Directed by Depp’s collaborator on Pirates of the Caribbean and Rango, Gore Verbinsky, the new version of The Lone Ranger is narrated by and told from the perspective of Tonto, who becomes not only relevant but also the the central character, who actually manufactures The Lone Ranger,who is played by Armie Hammer.
Interestingly though, Tonto still speaks stilted English and chants incomprehensible prayers. Depp says that he did that deliberately in order not to alienate the audience who are conditioned to perceive Native Americans in a certain way, and gradually lead them onto a journey with Tonto. “I thought it would have been dumb to not embrace that and give the people what they thought they wanted,” he says. “At first, get them comfortable with that and then take it to another level with the character. That was my hope.”
Indeed, the 50-year-old actor lends Tonto the affability, intelligence and the playfulness that we often sense in the characters he plays, such as Edward Scissorhands, Jack Sparrow and Willie Wonka. Tonto utters hardly any words, but the gestures of his face, the twinkles of his eyes and movement of his body speak volumes. Inspired by Buster Keaton, Depp approached the story as a silent film. “My hope was that Tonto as the observer would become the eyes and the ears of the audience in a way,” Depp reflects. “Let’s minimise the dialogue and let it play in his face and his eyes. It tells much more of a story. I always have believed in that.”
Depp has also endowed Tonto with a new image based on a painting by artist Kirby Sattler, which he had seen online. Instead of the thin headband and dangling fringes that Hollywood had him wear, Tonto is shirtless, adorned with feathers, his face painted white with black stripes, and a stuffed crow atop his head.
“I loved the idea of the stripes down the face which would represent let’s say, personalities or bits of his brain,” Depp explains. “I saw this person split into quarters, by the painting. And there was a bird flying behind him, and I thought ‘Well, wouldn’t it be great if that bird was on top of his head?’ so Tonto came to me in a kind of series of images.”
The megastar’s efforts to resurrect and shed a positive light on the Native American’s culture were not lost on the Comanche (Tonto’s tribe), who made him an honorary member, while he was filming the movie. He was also given a Comanche name “Mawomey,” which means “shape-shifter.” Some Native Americans, however, were not impressed and accused him of perpetuating a stereotype through a character that lacks any cultural traits and in perverting the history of westward expansion that was devastating to their people. A charge that Depp, who claims that his grandmother had Indians roots, flatly rejects.
“Gore and I went through the script with Justin (the screenwriter) and sliced it as thin as you can,” he says. “It was microscopic, because I couldn’t stand the idea that there would be some juncture in the film where it might be questionable: what they meant and what they did and how they lived. It was very important to me.”

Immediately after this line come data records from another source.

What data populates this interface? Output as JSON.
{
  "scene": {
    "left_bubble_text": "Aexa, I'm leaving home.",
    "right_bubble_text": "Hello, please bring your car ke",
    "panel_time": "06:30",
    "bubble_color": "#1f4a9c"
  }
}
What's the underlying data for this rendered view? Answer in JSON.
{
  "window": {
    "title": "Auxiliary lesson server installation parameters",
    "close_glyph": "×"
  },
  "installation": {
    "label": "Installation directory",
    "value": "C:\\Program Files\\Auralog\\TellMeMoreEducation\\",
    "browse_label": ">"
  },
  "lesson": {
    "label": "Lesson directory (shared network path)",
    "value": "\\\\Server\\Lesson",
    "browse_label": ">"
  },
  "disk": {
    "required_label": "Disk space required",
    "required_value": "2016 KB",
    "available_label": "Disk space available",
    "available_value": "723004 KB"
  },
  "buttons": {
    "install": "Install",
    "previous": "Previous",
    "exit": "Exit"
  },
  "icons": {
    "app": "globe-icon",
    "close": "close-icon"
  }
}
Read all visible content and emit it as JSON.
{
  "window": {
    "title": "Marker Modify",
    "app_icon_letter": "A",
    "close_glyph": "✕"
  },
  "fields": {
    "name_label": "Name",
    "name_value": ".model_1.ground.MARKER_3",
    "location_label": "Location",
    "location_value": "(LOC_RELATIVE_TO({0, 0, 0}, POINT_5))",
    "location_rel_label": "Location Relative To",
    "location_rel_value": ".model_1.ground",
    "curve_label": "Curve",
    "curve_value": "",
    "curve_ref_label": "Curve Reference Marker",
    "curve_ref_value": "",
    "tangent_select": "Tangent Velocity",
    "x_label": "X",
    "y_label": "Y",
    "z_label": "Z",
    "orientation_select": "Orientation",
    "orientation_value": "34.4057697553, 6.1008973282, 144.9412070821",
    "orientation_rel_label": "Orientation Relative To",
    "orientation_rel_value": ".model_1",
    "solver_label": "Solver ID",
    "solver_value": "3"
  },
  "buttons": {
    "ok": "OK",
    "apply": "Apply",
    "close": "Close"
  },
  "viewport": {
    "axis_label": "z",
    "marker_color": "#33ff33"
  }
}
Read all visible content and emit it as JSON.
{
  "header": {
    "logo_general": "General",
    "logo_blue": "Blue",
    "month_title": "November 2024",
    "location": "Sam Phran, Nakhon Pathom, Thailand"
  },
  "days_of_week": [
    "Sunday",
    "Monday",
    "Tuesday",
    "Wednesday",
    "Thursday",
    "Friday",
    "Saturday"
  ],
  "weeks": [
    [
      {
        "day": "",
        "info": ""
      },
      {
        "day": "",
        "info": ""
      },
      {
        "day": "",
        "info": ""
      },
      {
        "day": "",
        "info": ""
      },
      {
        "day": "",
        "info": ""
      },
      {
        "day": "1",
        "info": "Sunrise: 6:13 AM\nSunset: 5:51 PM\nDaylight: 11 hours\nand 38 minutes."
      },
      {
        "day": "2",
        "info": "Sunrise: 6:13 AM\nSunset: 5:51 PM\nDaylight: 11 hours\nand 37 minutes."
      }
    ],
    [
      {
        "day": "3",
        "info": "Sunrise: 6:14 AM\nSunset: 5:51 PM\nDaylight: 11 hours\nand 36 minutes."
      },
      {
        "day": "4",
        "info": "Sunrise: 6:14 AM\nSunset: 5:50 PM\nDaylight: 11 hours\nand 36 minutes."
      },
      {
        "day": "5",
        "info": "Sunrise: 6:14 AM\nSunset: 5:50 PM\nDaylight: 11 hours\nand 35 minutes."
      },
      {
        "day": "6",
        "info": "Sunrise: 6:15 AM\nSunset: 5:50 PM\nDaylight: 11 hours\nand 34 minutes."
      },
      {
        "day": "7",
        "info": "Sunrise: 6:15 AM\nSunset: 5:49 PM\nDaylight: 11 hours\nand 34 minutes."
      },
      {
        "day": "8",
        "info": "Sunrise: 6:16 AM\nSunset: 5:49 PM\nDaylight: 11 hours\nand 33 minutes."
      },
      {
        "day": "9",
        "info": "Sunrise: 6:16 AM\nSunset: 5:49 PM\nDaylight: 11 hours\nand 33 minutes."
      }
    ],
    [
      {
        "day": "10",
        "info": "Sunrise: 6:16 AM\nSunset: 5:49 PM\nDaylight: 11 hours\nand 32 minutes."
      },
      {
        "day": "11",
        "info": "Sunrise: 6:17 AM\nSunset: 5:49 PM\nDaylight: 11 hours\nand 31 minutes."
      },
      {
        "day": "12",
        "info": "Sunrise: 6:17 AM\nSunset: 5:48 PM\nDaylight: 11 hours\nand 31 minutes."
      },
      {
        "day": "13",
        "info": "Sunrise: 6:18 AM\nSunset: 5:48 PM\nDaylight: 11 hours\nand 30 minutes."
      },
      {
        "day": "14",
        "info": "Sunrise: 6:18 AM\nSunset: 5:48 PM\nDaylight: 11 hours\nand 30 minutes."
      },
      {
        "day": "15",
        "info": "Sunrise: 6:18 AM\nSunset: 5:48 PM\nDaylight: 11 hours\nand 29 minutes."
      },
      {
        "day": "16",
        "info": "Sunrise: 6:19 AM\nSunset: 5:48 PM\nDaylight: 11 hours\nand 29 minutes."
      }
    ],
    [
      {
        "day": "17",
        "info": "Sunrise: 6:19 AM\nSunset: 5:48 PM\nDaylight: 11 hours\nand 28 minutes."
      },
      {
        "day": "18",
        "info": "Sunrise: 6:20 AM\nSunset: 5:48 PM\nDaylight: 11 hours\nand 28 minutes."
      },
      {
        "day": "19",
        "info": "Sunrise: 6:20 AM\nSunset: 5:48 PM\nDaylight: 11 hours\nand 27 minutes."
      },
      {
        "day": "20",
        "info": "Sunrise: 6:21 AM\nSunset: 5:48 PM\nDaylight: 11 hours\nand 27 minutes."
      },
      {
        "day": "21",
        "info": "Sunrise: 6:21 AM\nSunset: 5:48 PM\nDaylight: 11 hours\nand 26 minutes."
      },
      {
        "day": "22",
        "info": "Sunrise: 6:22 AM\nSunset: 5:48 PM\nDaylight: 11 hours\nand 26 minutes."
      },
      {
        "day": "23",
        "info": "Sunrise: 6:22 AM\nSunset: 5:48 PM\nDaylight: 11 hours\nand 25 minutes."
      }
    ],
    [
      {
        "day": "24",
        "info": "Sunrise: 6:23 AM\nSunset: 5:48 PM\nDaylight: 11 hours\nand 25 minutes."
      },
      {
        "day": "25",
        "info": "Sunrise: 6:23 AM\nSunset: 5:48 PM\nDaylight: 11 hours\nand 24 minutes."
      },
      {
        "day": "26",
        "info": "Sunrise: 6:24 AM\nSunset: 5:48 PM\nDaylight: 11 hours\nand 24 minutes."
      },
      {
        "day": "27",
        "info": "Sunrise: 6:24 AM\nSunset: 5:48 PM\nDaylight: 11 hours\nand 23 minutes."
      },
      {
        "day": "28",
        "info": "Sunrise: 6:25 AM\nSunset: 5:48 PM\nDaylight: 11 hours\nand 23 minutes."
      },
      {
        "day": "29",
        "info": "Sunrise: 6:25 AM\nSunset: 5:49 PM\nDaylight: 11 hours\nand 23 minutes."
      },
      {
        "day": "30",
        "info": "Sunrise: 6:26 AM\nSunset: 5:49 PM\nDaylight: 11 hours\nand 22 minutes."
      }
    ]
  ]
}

Indeed, Depp immersed himself into Comanche culture and even studied their language, in addition to hiring a Comanche advisor, William “Two-Raven” Voelker, who guided him through every step of the process. Nonetheless, his Native American critics were not satisfied, saying that he should’ve played The Lone Ranger and promoted a Comanche actor to portray Tonto. This decision, however, was made by the director, Gore Verbinsky, who told me earlier that he couldn’t find an a Native American actor of Depp’s calibre.
The heated debate about Depp’s portrayal of Tonto will probably simmer down when the star’s critics see the movie, because this is perhaps the first time that the whites are portrayed as covetous and brutal, and the Natives as noble and peaceful. As for Depp, he has heard only reassuring words from the Comanche nation and its chief, Chairman Coffey, who walked away from seeing the movie emotional and grateful.
“I was incredibly relieved and proud to hear that,” he enthuses. “Essentially I can’t blow smoke up my own buttocks, as it were. But he was proud, which made me feel very relieved.